During her academic tenure she participated in research within the Harvard Injury Control Research Center and Research Program on Children and Global Adversity, the Clinical Crises and Emergencies Research laboratory, the Palo Alto VA’s National Center for Posttraumatic Stress Disorder and Substance Abuse and Anxiety Laboratory, Stanford’s Psychophysiology Laboratory, and the University of California, Los Angeles’s Alzheimer’s Disease Research Center. Her previous research and publications have broadly focused on policies and programs aimed at improving health care among structurally marginalized and high-risk groups in a culturally competent manner. Lori is passionate about initiatives that integrate technology, environment, and collaborative partnerships with healthcare in order to offer more comprehensive and accessible care to a broader group of individuals.

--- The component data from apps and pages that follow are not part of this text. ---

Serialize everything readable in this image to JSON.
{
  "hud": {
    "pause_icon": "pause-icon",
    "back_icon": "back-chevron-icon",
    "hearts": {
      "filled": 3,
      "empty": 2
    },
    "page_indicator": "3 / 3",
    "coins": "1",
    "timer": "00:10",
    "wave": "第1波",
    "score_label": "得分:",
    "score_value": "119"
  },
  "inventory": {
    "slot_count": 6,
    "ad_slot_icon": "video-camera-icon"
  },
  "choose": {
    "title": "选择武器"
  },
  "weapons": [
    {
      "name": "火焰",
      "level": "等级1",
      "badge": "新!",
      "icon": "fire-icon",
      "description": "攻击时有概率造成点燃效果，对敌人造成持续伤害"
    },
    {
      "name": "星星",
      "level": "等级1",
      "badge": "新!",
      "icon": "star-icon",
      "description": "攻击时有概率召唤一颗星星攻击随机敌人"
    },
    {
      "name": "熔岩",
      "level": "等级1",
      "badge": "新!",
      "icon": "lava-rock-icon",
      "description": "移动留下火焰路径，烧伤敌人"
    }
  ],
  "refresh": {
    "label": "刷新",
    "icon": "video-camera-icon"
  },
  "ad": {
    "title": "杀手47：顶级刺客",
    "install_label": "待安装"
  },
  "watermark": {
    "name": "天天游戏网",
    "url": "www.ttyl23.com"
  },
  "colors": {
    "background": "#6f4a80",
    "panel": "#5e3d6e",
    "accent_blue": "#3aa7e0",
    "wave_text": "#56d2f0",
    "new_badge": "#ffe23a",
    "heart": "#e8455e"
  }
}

Gabrielle Poon, PhD
Gabrielle Poon, PhD, of British Columbia, Canada, completed her predoctoral and post-doctoral residency training in Anchorage, Alaska, and earned her Doctor of Philosophy in clinical psychology from Palo Alto University. Since then, she has worked in treatment settings in British Columbia, California, and Washington, and is a Registered Psychologist in BC.
Dr. Poon emphasizes transparency and collaboration in her clinical work. She leverages a culturally-responsive, patient-centered lens as a practitioner, and works primarily with adults and adolescents (age 19 to seniors/elders).